The Great Gatsby Quotations Table

The Great Gatsby Quotations Table

While you lot have been busy writing essays, I’ve been using the quotations that you’ve gathered to make a quotations table for ‘The Great Gatsby’ – something that will help with future essays and revision.

Remember, though, that you need to be able to INTRODUCE these quotes, so don’t think you can just rely on this – it will, however, make looking for quotations much easier.


The Great Gatbsy Exemplar Essays

Below are links to exemplar essays on ‘The Great Gatsby’. Now, these essays are for A-Level, so are of a very high standard – however, do look at them carefully, as this will give you an idea of what high quality critical responses should look like.
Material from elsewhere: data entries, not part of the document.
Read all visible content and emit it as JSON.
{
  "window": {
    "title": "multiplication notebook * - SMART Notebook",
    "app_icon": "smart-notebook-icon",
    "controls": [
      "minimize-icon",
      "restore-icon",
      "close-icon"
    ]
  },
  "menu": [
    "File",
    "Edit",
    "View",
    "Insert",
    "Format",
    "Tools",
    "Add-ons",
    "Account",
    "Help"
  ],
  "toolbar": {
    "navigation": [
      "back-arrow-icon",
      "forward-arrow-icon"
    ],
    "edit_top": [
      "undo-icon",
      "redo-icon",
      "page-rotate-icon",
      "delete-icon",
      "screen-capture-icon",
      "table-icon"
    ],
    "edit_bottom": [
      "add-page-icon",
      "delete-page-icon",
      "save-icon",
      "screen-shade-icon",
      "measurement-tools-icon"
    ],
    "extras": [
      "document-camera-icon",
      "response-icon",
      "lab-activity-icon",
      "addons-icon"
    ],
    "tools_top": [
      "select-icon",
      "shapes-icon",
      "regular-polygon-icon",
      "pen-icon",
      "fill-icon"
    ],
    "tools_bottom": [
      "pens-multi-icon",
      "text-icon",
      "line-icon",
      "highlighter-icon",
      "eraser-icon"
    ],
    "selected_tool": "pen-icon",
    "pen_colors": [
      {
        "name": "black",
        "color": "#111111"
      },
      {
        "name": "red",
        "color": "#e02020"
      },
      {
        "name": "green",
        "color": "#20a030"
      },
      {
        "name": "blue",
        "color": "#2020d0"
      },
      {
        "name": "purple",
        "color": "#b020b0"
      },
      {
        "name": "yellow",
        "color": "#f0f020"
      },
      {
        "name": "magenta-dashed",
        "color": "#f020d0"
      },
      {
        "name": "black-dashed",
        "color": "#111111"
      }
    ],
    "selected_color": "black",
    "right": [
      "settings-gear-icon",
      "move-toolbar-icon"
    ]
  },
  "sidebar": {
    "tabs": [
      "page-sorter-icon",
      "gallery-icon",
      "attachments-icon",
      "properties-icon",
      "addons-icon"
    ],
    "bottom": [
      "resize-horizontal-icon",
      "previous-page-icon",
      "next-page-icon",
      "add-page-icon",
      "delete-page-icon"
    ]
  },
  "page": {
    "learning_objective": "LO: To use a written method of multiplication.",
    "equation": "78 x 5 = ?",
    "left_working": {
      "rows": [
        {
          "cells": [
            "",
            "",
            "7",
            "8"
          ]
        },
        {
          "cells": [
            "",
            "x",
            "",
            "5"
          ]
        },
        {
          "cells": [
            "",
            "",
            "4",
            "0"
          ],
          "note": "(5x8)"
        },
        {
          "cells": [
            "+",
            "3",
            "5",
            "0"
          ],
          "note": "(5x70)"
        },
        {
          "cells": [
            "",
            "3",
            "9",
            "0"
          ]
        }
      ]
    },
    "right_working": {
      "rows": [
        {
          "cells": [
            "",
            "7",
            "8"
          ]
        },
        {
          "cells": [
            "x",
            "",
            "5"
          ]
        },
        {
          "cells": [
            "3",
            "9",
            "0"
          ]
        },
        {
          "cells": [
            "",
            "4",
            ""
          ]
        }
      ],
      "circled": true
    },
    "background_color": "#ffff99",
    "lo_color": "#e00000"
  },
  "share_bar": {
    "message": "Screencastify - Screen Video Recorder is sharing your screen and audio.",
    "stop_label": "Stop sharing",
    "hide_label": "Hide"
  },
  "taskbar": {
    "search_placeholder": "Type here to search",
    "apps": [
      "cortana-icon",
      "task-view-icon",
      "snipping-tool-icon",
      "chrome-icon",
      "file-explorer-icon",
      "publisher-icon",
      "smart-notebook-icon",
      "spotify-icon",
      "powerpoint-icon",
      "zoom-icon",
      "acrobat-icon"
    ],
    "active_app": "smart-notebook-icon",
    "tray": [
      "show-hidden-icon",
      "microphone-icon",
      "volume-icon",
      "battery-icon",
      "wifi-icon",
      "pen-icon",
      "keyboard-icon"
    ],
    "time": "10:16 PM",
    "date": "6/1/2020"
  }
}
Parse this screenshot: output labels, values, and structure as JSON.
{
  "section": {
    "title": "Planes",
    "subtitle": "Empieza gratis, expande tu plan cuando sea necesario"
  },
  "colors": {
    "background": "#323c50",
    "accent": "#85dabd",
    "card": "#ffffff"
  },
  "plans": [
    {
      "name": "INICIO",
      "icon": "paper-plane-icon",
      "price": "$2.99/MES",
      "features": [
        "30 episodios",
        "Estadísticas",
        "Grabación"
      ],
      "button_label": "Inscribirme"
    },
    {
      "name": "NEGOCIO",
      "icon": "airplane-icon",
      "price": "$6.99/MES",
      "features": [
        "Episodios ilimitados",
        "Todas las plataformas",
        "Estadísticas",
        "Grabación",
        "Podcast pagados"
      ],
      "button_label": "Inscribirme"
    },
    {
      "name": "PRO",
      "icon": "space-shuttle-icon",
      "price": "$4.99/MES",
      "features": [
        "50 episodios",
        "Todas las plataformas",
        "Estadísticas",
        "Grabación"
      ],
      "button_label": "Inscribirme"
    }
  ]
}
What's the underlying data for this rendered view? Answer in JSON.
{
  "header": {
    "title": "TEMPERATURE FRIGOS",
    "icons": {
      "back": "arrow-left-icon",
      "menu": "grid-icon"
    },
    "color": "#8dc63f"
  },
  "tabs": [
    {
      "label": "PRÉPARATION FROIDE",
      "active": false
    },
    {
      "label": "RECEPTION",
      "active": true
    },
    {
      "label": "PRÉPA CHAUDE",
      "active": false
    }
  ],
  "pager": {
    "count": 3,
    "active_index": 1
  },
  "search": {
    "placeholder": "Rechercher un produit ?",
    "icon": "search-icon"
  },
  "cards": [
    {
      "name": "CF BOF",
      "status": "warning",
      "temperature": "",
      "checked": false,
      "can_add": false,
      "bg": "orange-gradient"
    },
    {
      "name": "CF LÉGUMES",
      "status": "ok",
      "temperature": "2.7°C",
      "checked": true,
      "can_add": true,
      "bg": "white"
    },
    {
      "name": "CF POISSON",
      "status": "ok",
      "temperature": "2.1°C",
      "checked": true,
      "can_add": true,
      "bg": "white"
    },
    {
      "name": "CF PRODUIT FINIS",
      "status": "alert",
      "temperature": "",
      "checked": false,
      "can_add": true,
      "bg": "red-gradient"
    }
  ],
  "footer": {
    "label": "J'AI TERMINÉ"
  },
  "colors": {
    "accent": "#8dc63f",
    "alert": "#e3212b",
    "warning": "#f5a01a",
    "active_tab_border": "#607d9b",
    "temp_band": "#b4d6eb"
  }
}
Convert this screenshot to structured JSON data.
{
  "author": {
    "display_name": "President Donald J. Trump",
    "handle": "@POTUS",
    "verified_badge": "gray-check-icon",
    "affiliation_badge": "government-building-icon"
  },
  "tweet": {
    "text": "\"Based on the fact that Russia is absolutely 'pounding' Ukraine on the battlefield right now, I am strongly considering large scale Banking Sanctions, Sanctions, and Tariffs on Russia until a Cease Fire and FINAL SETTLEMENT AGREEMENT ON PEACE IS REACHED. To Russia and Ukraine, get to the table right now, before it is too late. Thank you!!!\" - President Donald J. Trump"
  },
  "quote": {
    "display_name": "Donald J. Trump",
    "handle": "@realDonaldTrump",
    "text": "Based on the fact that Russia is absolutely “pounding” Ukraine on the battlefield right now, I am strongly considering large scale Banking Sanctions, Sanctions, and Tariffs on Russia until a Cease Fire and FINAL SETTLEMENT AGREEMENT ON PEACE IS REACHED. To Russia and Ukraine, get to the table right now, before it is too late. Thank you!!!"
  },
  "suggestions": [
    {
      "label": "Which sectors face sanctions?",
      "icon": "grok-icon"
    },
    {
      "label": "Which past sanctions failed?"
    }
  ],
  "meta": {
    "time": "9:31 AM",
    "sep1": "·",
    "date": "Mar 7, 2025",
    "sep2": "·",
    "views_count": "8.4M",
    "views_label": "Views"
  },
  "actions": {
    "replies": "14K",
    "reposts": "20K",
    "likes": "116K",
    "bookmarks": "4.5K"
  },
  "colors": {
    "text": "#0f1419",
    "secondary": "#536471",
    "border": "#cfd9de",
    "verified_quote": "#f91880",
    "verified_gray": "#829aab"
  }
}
The third link is particularly interesting, as it shows an A grade and a C grade essay – think about the use of vocabulary, the references to other texts and the use of critical terminology in the essays, as well as how you can use these to improve your own work.

The Great Gatsby – Critical Essay

Here’s an example paragraph to help with your essay planning – remember this is an example to guide you; don’t copy it for your own essay.

P (TOPIC SENTENCE): Fitzgerald uses this turning point to reveal how brutal the impact of Gatbsy’s uncovering is, as well as hinting at the dark end to come.
E (EVIDENCE): When Tom reveals Gatsby’s true source of income and reveals him for the criminal he really is, the shock of Gatsby’s undoing is clearly apparent.
“[Gatsby] looked – and this is said in all contempt for the babbled slander of his garden – as if he had ‘killed a man’. For a moment the set of his face could be described in just that fantastic way.
E (EVALUATION): Fitzgerald’s use of the phrase “killed a man” immediately suggests that there has been a death, but it is not a literal one; rather, it is the death of the man Gatsby had created around himself. The word choice of “fantastic” also has dual meanings here – it says that though it is untrue that Gatsby has killed someone, it echoes the fantastical nature of his persona – that he has created a character in his life as Jay Gatsby. The quote effectively shows that at this moment, any front or false persona Gatsby has left has now disappeared – he is revealed for what he truly is. This is the key turning point in the novel – we see how Gatsby has symbolically been “killed”; nothing remains of the charismatic pretender we met early in the novel. Instead, this quotation foreshadows his literal death at the hands of George Wilson, and implies that this is almost unavoidable – that there the most important part of him is already “dead” or destroyed.

The Great Gatsby – Critical Essay 1

Here’s the essay question we voted on in class, along with the critical essay structure. Have a look over this and try to think of how you will structure and plan your essay.

Choose a novel or a short story where there is an incident which is a turning point crucial to the fate of the main character.
Briefly describe what happens at this point and go on to explain why this is crucial to the fate of a main character.

PEE Essay Structure

In every paragraph, remember to PEE.

P is for Point: The Point is simply what each paragraph is about- you make a main point in every paragraph you write. This is usually the TOPIC SENTENCE you use.

E is for Evidence: The Evidence is the quotation or description of the scene, shot or technique you are using to back up your point.

E is also for Evaluation: This is the chance for you to explain how the quotation backs up the point you are making, i.e. the 3 steps of analysis. You then need to evaluate it – comment on how successful it is.

The Great Gatsby – Chapters 8 and 9

“So we beat on, boats against the current, borne back ceaselessly into the past.”

A sombre end to the novel, where we learn just how fickle celebrity culture and Gatsby’s ideas of the American dream are. Gatsby’s end is tragic, not only for him but for George Wilson, demented by Myrtle’s betrayal and death, and Tom’s not-so-subtle hints.

The final lines are truly beautiful, even more so through their haunting nature – the idea that although we try and try, we cannot recapture the past, or what is lost. This idea is based in much of the context of the novel – the roaring twenties were filled with money and parties and scandal, but perhaps all this noise was simply to fill the emptiness and silence left behind after the brutality of the First World War.

Some questions to ponder:

Chapter 8

  • Gatsby tells his story to Nick.
    “…he found that he had committed himself to the following of a grail.” – why does Fitzgerald use the word “grail”?
  • Nick says “They’re a rotten crowd, you’re worth the whole damned bunch put together” – who is he talking about and what does he mean?
  • George Wilson says “God sees everything” – what is he talking about?
  • What does George do? Why?
  • “It was after we started with Gatsby toward the house that the gardener saw Wilson’s body a little way off in the grass, and the holocaust was complete.”  – why does Fitzgerald use the word “holocaust”?

Chapter 9

  • –What do Tom and Daisy do?
  • How is Tom responsible for Gatbsy’s death?
  • Why did Tom do it?
  • –How does Meyer Wolfsheim respond to Gatsby’s death?
  • How did Gatsby treat his father?
  • Who showed up to the funeral?
  • Was the American dream a failure for Gatsby? For Nick?